Mimsy Were the Borogoves

Editorials: Where I rant to the wall about politics. And sometimes the wall rants back.

End of media; to delete this media…

Jerry Stratton, November 2, 2010

KTVA reporters were caught planning attacks against the Miller campaign when Nick McDermott accidentally left his phone on after calling the Miller campaign and getting voicemail. One of the attacks was to make up a story about child molesters showing up for rallies or campaign events of some kind.

“…at least one of them will be a registered sex offender”. Note, that reporter didn’t say “child molester”; that was the attack plan, but they planned to get that attack by finding the more generic “registered sex offender”. Registered sex offender can mean a woman who at 13 had sex with her 12-year-old boyfriend. In some states it might even mean a woman who at 15 sent a topless photo of herself to her boyfriend.

It’s not that hard to find such a person, and the female reporter knew this: “Out of all the people that will show up tonight, at least one of them will be a registered sex offender”. And the male reporter replied with “you just have to find that one person”. Depending on the event, they were probably right; they’d be just as right for a Murkowski event (assuming people show up for those) or an Obama event or any other event. Because they include consensual sex among teens, these lists are huge.

What if McDermott hadn’t made that critical mistake? What if we had never heard them making these plans, and they successfully manufactured a “child molester crisis” to attack the Miller campaign with? Think about your reaction to this news if it had come out as the reporters planned it: on Sunday or Monday, “Sex offenders support Joe Miller”. Only on Wednesday or Thursday—after the election is over—do we discover it was (a) someone not connected to the Miller campaign except for showing up for something, and/or (b) not a child molester.

I know many conservative blogs, especially Republican ones, who would have reacted by throwing Miller to the media dogs.

The media cannot be trusted. We should have learned that in the 2008 campaign; we have definitely learned it this year. But we need to internalize.
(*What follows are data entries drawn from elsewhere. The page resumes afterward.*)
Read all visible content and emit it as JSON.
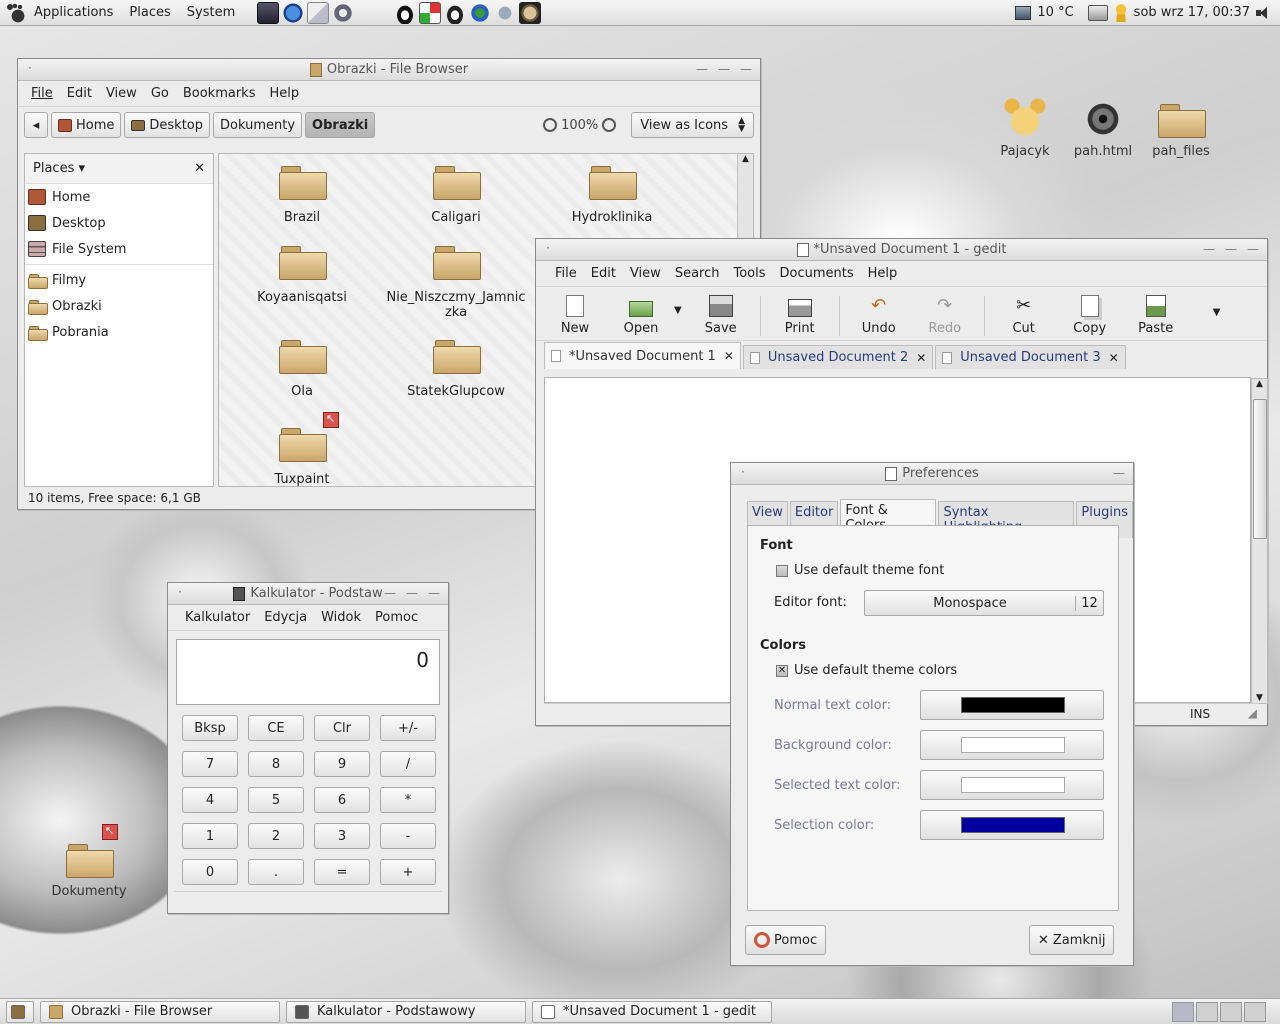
{
  "top_panel": {
    "menus": [
      "Applications",
      "Places",
      "System"
    ],
    "weather": "10 °C",
    "clock": "sob wrz 17, 00:37"
  },
  "file_browser": {
    "title": "Obrazki - File Browser",
    "menu": [
      "File",
      "Edit",
      "View",
      "Go",
      "Bookmarks",
      "Help"
    ],
    "path": [
      "Home",
      "Desktop",
      "Dokumenty",
      "Obrazki"
    ],
    "zoom": "100%",
    "view_mode": "View as Icons",
    "places_title": "Places",
    "places": [
      "Home",
      "Desktop",
      "File System"
    ],
    "bookmarks": [
      "Filmy",
      "Obrazki",
      "Pobrania"
    ],
    "items": [
      "Brazil",
      "Caligari",
      "Hydroklinika",
      "Koyaanisqatsi",
      "Nie_Niszczmy_Jamnic\nzka",
      "Ola",
      "StatekGlupcow",
      "Tuxpaint"
    ],
    "status": "10 items, Free space: 6,1 GB"
  },
  "gedit": {
    "title": "*Unsaved Document 1 - gedit",
    "menu": [
      "File",
      "Edit",
      "View",
      "Search",
      "Tools",
      "Documents",
      "Help"
    ],
    "toolbar": [
      "New",
      "Open",
      "Save",
      "Print",
      "Undo",
      "Redo",
      "Cut",
      "Copy",
      "Paste"
    ],
    "tabs": [
      "*Unsaved Document 1",
      "Unsaved Document 2",
      "Unsaved Document 3"
    ],
    "status_mode": "INS"
  },
  "preferences": {
    "title": "Preferences",
    "tabs": [
      "View",
      "Editor",
      "Font & Colors",
      "Syntax Highlighting",
      "Plugins"
    ],
    "font_section": "Font",
    "use_default_font": "Use default theme font",
    "editor_font_label": "Editor font:",
    "font_name": "Monospace",
    "font_size": "12",
    "colors_section": "Colors",
    "use_default_colors": "Use default theme colors",
    "color_labels": [
      "Normal text color:",
      "Background color:",
      "Selected text color:",
      "Selection color:"
    ],
    "color_values": [
      "#000000",
      "#ffffff",
      "#ffffff",
      "#00009c"
    ],
    "help_button": "Pomoc",
    "close_button": "Zamknij"
  },
  "calculator": {
    "title": "Kalkulator - Podstaw",
    "menu": [
      "Kalkulator",
      "Edycja",
      "Widok",
      "Pomoc"
    ],
    "display": "0",
    "buttons": [
      "Bksp",
      "CE",
      "Clr",
      "+/-",
      "7",
      "8",
      "9",
      "/",
      "4",
      "5",
      "6",
      "*",
      "1",
      "2",
      "3",
      "-",
      "0",
      ".",
      "=",
      "+"
    ]
  },
  "desktop_icons": [
    "Pajacyk",
    "pah.html",
    "pah_files",
    "Dokumenty"
  ],
  "taskbar": [
    "Obrazki - File Browser",
    "Kalkulator - Podstawowy",
    "*Unsaved Document 1 - gedit"
  ],
  "colors": {
    "folder": "#c9a66a",
    "selection": "#00009c",
    "link_tab": "#2a3a7a"
  }
}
When something appears in a newspaper or on a news show, it isn’t real until it’s been proved by a trusted source. When I wrote The coming crisis this is what I meant: that members of the media would invent crises to throw at conservative candidates they don’t like, and that we need to be careful not to believe them without real proof, verifiable relevant details, and unbiased named sources. Anonymous sources and the media themselves don’t count.

In response to The coming crisis: We know it. We just don’t know what it is yet.

  1. <- There will be lies